Assignment
Would you repeat every line of the data exactly?

(Page and application data records)
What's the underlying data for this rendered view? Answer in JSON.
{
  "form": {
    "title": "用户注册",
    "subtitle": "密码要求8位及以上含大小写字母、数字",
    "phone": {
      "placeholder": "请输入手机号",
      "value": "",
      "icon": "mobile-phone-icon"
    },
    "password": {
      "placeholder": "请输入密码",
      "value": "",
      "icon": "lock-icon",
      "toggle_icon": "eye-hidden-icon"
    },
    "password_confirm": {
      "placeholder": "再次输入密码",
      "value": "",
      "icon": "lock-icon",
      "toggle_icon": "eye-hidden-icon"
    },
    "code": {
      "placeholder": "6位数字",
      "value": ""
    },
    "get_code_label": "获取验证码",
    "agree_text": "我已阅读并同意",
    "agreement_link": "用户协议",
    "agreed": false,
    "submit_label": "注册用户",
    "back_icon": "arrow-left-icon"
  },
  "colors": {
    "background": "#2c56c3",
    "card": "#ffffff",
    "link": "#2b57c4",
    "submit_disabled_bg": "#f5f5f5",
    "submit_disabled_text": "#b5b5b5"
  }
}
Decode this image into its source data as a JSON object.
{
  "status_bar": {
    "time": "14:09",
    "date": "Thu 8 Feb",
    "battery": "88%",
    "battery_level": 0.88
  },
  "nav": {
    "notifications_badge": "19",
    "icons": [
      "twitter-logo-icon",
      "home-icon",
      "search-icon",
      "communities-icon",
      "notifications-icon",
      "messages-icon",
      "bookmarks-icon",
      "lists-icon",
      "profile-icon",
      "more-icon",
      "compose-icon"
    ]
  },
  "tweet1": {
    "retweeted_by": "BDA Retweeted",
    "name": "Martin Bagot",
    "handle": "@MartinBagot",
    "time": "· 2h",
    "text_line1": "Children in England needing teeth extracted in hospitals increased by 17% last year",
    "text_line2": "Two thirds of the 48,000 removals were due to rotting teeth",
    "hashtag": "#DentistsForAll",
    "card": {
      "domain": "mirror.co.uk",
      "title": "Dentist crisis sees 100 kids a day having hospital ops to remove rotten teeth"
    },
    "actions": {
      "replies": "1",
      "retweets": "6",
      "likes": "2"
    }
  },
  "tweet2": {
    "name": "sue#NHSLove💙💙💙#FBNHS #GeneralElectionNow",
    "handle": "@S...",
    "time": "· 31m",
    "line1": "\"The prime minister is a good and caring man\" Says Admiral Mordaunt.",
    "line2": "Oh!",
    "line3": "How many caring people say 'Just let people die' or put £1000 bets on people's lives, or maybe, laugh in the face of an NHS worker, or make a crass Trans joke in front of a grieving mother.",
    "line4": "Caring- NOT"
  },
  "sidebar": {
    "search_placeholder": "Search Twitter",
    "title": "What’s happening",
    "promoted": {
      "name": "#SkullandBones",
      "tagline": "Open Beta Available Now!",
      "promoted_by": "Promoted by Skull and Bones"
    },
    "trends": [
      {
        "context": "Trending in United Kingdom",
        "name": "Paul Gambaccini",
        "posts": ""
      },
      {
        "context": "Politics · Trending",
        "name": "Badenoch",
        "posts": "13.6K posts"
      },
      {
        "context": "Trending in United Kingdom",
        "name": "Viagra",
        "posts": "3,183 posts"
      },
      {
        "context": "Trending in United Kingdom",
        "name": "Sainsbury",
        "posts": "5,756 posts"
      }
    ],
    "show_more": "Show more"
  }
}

Solution for this task
What's the underlying data for this rendered view? Answer in JSON.
{
  "form": {
    "title": "用户注册",
    "subtitle": "密码要求8位及以上含大小写字母、数字",
    "phone": {
      "placeholder": "请输入手机号",
      "value": "",
      "icon": "mobile-phone-icon"
    },
    "password": {
      "placeholder": "请输入密码",
      "value": "",
      "icon": "lock-icon",
      "toggle_icon": "eye-hidden-icon"
    },
    "password_confirm": {
      "placeholder": "再次输入密码",
      "value": "",
      "icon": "lock-icon",
      "toggle_icon": "eye-hidden-icon"
    },
    "code": {
      "placeholder": "6位数字",
      "value": ""
    },
    "get_code_label": "获取验证码",
    "agree_text": "我已阅读并同意",
    "agreement_link": "用户协议",
    "agreed": false,
    "submit_label": "注册用户",
    "back_icon": "arrow-left-icon"
  },
  "colors": {
    "background": "#2c56c3",
    "card": "#ffffff",
    "link": "#2b57c4",
    "submit_disabled_bg": "#f5f5f5",
    "submit_disabled_text": "#b5b5b5"
  }
}
Decode this image into its source data as a JSON object.
{
  "status_bar": {
    "time": "14:09",
    "date": "Thu 8 Feb",
    "battery": "88%",
    "battery_level": 0.88
  },
  "nav": {
    "notifications_badge": "19",
    "icons": [
      "twitter-logo-icon",
      "home-icon",
      "search-icon",
      "communities-icon",
      "notifications-icon",
      "messages-icon",
      "bookmarks-icon",
      "lists-icon",
      "profile-icon",
      "more-icon",
      "compose-icon"
    ]
  },
  "tweet1": {
    "retweeted_by": "BDA Retweeted",
    "name": "Martin Bagot",
    "handle": "@MartinBagot",
    "time": "· 2h",
    "text_line1": "Children in England needing teeth extracted in hospitals increased by 17% last year",
    "text_line2": "Two thirds of the 48,000 removals were due to rotting teeth",
    "hashtag": "#DentistsForAll",
    "card": {
      "domain": "mirror.co.uk",
      "title": "Dentist crisis sees 100 kids a day having hospital ops to remove rotten teeth"
    },
    "actions": {
      "replies": "1",
      "retweets": "6",
      "likes": "2"
    }
  },
  "tweet2": {
    "name": "sue#NHSLove💙💙💙#FBNHS #GeneralElectionNow",
    "handle": "@S...",
    "time": "· 31m",
    "line1": "\"The prime minister is a good and caring man\" Says Admiral Mordaunt.",
    "line2": "Oh!",
    "line3": "How many caring people say 'Just let people die' or put £1000 bets on people's lives, or maybe, laugh in the face of an NHS worker, or make a crass Trans joke in front of a grieving mother.",
    "line4": "Caring- NOT"
  },
  "sidebar": {
    "search_placeholder": "Search Twitter",
    "title": "What’s happening",
    "promoted": {
      "name": "#SkullandBones",
      "tagline": "Open Beta Available Now!",
      "promoted_by": "Promoted by Skull and Bones"
    },
    "trends": [
      {
        "context": "Trending in United Kingdom",
        "name": "Paul Gambaccini",
        "posts": ""
      },
      {
        "context": "Politics · Trending",
        "name": "Badenoch",
        "posts": "13.6K posts"
      },
      {
        "context": "Trending in United Kingdom",
        "name": "Viagra",
        "posts": "3,183 posts"
      },
      {
        "context": "Trending in United Kingdom",
        "name": "Sainsbury",
        "posts": "5,756 posts"
      }
    ],
    "show_more": "Show more"
  }
}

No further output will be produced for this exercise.